**REQUIRED WORK**
From the entries that follow, report every line in which "입력합니다" occurs.

**DATA**
*** Begin section ***

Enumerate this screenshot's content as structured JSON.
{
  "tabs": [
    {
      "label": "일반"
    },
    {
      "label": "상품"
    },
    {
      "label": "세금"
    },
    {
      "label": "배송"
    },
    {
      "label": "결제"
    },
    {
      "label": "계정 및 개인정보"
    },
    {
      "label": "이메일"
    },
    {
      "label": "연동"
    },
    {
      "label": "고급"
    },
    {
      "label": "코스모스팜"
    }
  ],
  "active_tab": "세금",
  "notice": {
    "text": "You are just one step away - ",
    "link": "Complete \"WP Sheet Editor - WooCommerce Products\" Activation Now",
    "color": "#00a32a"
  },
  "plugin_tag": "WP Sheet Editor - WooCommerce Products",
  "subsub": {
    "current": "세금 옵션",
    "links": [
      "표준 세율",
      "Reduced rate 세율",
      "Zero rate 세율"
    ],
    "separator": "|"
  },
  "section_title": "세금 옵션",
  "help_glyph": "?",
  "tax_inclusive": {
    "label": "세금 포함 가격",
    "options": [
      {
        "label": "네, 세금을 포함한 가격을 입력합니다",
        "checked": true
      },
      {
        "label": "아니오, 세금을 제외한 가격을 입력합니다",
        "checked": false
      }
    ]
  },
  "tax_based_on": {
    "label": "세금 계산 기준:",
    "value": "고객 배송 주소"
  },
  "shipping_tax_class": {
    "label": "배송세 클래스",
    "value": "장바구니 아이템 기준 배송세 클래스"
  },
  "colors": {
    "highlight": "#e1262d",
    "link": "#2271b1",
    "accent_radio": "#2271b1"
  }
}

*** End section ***

**ANSWER BOX**
        "label": "네, 세금을 포함한 가격을 입력합니다",
        "label": "아니오, 세금을 제외한 가격을 입력합니다",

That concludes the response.